Image: Merce Cunningham and Dancers in Assemblage (1968)
Photo © James Klosty, courtesy of the Merce Cunningham Trust
 
Merce Cunningham for Camera
EAI Screening @ Migrating Forms Festival
Migrating Forms
at BAM (Brooklyn Academy of Music) Peter Jay Sharp Building
BAM Rose Cinemas
30 Lafayette Avenue
New York, NY 11217

Sunday, December 15, 2013, 2:00 pm

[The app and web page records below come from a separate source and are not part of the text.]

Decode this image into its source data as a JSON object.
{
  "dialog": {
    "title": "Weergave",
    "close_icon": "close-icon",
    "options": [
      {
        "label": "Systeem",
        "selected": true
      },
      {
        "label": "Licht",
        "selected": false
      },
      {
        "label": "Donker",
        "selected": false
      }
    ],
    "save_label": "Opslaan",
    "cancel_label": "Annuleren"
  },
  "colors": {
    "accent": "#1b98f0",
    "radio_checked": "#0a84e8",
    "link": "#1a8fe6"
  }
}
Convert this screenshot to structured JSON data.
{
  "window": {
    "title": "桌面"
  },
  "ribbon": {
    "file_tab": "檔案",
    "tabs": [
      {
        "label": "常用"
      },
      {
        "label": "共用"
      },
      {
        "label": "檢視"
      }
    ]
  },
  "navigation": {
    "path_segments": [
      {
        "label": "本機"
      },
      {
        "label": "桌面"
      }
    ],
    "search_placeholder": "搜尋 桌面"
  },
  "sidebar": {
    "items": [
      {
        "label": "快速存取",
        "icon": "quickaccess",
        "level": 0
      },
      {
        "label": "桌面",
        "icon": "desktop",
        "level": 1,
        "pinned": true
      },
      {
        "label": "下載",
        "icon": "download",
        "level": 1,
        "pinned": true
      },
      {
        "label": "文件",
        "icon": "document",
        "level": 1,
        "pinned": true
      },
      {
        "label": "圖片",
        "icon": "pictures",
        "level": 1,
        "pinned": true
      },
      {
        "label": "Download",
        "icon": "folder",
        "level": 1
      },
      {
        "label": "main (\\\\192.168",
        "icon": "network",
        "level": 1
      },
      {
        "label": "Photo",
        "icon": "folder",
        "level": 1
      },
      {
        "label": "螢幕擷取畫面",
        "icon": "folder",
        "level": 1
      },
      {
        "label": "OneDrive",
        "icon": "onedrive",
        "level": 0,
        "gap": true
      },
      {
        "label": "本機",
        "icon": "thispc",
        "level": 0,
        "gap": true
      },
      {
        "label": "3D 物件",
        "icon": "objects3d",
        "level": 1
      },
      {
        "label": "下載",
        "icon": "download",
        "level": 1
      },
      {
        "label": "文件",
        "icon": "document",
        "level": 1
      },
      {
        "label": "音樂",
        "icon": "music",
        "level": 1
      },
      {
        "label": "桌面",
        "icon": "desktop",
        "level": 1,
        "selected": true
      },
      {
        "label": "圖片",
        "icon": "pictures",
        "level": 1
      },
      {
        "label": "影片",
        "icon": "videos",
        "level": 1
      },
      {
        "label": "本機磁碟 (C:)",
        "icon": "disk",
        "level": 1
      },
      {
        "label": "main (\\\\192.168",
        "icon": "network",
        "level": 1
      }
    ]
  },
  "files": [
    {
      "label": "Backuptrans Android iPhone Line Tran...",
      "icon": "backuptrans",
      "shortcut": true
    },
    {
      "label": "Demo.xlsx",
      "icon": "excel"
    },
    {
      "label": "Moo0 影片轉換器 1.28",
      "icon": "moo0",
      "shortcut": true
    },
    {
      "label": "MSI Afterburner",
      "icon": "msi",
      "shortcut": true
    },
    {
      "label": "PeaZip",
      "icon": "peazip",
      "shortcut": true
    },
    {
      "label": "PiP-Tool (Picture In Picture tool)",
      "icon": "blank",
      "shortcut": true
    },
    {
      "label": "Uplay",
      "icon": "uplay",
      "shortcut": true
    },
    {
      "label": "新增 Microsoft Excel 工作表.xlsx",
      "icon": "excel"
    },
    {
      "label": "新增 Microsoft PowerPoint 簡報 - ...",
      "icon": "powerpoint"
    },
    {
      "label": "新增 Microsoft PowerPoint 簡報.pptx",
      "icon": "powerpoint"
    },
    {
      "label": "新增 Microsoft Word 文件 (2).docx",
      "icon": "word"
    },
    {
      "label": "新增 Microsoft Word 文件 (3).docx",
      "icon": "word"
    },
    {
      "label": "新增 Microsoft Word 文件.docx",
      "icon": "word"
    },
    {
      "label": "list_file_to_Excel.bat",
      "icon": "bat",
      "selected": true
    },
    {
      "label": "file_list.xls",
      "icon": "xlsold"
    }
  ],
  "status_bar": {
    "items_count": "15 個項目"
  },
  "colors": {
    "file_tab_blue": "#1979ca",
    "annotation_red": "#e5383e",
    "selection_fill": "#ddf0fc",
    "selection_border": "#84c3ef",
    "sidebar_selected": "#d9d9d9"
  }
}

EAI partnered with the Migrating Forms Festival to present a program of works that highlight Merce Cunningham's choreography for camera, featuring his close collaboration with artist and former Cunningham filmmaker-in-residence Charles Atlas, with whom he created a new and influential hybrid art they called "video-dance." The program also included a collaboration with Atlas, Nam June Paik, and Shigeko Kubota, staged for public television. Following the screening, Charles Atlas was in conversation with EAI?s Director of Distribution, Rebecca Cleman.
 
CHARLES ATLAS & MERCE CUNNINGHAM: EXCHANGE
Premiere Screening + Artist Talk
Electronic Arts Intermix (EAI) 535 West 22nd Street, 5th floor New York, NY 10011

Thursday, February 7, 2013
6:30 pm

EAI proudly presented the premiere screening of Exchange (1978/2013, 40:19 min), artist Charles Atlas' newly completed film based on the 1978 dance piece of the same name by legendary dancer/choreographer Merce Cunningham (1919-2009). Atlas—one of the foremost interpreters of dance, theater and performance on video and film—created the new film Exchange from never-before-seen footage that he shot in 1978 and that was only recently rediscovered by the Merce Cunningham Trust (MCT). The film captures a performance of Exchange by Cunningham and his company, with costumes and backdrop designed by Jasper Johns and music by David Tudor. Two of Atlas' earliest short films were screened before Exchange: More Joints (1972), featuring Cunningham's ankle in a starring role; and Nevada (1973), in which dancer and choreographer Douglas Dunn performs. Atlas introduced the screening and spoke about his long collaborative relationship with Cunningham.